|US20080048856 *||31 Oct 2007||28 Feb 2008||Culpepper Jerry W||Method and system for providing tracking services to locate an asset|
|US20080062120 *||11 Sep 2006||13 Mar 2008||Lorraine Wheeler||Location tracking system|
|US20080273754 *||1 May 2008||6 Nov 2008||Leviton Manufacturing Co., Inc.||Apparatus and method for defining an area of interest for image sensing|
|US20100080086 *||27 Jul 2009||1 Apr 2010||Honeywell International Inc.||Acoustic fingerprinting of mechanical devices|
|US20100082180 *||1 Oct 2008||1 Apr 2010||Honeywell International Inc.||Errant vehicle countermeasures|
|US20100211430 *||3 May 2010||19 Aug 2010||Toshiba America Research, Inc.||Monitoring of vehicle conditions utilizing cellular broadcasts|
|US20110125396 *||14 Dec 2010||26 May 2011||Sheha Michael A||Method and system for enabling an off board navigation solution|
|US20110223933 *||16 May 2011||15 Sep 2011||Sheha Michael A||System and method for providing routing, mapping, and relative position information to users of a communication network|
|US20120001928 *||9 Sep 2011||5 Jan 2012||Networks In Motion, Inc.||Method and system for identifying and defining geofences|
|US20130029696 *||9 Oct 2012||31 Jan 2013||Telenav, Inc.||Location based system with contextual locator and method of operation thereof|
|US20140292511 *||19 May 2014||2 Oct 2014||Telecommunication Systems, Inc.||Method and System for Identifying and Defining Geofences|
|US20150365799 *||26 Aug 2015||17 Dec 2015||Telecommunication Systems, Inc.||Method and System for Identifying and Defining Geofences|
|U.S. Classification||701/467, 340/539.13, 340/990, 342/357.52, 342/357.74, 701/468|

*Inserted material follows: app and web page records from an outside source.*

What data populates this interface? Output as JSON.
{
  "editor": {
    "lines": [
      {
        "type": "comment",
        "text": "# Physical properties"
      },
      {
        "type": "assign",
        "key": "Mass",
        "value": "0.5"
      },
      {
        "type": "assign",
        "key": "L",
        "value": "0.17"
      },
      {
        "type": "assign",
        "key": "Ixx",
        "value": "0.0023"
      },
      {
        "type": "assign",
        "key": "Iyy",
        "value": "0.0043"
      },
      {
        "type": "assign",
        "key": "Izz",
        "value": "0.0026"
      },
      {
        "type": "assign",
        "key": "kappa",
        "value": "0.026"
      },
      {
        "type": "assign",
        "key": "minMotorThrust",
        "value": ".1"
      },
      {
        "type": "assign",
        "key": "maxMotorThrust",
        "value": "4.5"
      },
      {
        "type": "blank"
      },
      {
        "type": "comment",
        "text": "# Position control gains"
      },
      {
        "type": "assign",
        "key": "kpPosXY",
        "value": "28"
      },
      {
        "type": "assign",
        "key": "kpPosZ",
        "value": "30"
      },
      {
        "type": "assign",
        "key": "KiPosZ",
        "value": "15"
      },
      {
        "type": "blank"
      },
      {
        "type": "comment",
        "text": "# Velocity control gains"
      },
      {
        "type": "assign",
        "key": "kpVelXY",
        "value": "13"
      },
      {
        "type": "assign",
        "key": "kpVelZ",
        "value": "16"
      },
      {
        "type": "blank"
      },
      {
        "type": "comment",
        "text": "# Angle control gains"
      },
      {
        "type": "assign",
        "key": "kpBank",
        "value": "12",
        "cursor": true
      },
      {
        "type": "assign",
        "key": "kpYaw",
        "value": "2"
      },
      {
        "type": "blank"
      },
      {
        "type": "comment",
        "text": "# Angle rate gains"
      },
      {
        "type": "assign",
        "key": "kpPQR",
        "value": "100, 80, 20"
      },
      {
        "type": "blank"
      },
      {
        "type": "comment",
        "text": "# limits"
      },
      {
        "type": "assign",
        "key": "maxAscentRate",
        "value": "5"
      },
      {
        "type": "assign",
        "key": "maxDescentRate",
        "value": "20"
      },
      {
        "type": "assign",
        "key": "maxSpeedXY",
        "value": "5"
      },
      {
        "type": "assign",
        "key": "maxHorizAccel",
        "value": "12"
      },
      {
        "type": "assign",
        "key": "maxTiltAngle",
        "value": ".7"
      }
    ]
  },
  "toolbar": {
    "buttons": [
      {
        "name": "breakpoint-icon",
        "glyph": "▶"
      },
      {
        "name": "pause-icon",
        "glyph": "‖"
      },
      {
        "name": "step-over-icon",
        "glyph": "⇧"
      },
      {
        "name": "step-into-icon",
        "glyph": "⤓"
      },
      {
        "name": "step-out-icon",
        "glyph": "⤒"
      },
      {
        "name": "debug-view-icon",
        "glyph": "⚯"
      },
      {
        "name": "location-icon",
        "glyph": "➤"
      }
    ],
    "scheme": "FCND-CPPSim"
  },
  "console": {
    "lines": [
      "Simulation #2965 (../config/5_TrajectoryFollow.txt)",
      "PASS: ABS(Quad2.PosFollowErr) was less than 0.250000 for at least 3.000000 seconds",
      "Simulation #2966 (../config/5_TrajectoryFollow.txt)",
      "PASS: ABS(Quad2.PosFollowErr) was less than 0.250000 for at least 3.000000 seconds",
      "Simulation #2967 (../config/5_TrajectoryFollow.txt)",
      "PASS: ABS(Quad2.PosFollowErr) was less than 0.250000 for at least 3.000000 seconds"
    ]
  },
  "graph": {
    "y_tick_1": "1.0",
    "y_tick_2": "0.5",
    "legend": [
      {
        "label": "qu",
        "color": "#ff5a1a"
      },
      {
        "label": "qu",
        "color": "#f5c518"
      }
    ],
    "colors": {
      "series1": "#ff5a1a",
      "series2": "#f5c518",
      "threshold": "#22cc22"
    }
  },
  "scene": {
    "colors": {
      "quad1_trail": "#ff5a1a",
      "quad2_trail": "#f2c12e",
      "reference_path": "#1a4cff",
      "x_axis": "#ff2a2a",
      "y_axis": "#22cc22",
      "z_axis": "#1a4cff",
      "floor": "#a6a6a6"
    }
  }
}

|International Classification||H04W4/02, H04W4/04, G01C21/02, G01C21/26|
|Cooperative Classification||H04W4/046, H04W84/12, H04W4/008, B60R25/00, B60R25/102, B60R25/1004, B60R25/33, B60R2325/304, B60R2325/101, H04W4/021, G08G1/20, G07C9/00111, G08G1/207, G08B25/14, B60R25/04, G01C21/26|
|European Classification||G08G1/20, B60R25/10C, G08B25/14, B60R25/00, G08G1/20C, G07C9/00B10, B60R25/04, B60R25/102, B60R25/33, H04W4/02G|
|22 Jul 2005||AS||Assignment|
Owner name: WIRELESSWERX INTERNATIONAL, INC., PANAMA CANAL ZON
Free format text: ASSIGNMENT OF ASSIGNORS INTEREST;ASSIGNORS:WELTON, HOUSTON STATON;ASHLEY, SR., JIM;ASHLEY, JR., JIM;AND OTHERS;REEL/FRAME:016340/0481;SIGNING DATES FROM 20050615 TO 20050630
|23 Mar 2010||RF||Reissue application filed|
Effective date: 20091023
|30 May 2011||REMI||Maintenance fee reminder mailed|
|23 Oct 2011||LAPS||Lapse for failure to pay maintenance fees|
|23 Oct 2011||REIN||Reinstatement after maintenance fee payment confirmed|
|5 Dec 2011||PRDP||Patent reinstated due to the acceptance of a late maintenance fee|
Effective date: 20111207
|7 Dec 2011||FPAY||Fee payment|
Year of fee payment: 4
|7 Dec 2011||SULP||Surcharge for late payment|
|13 Dec 2011||FP||Expired due to failure to pay maintenance fee|
Effective date: 20111023
|8 Apr 2015||FPAY||Fee payment|
Year of fee payment: 8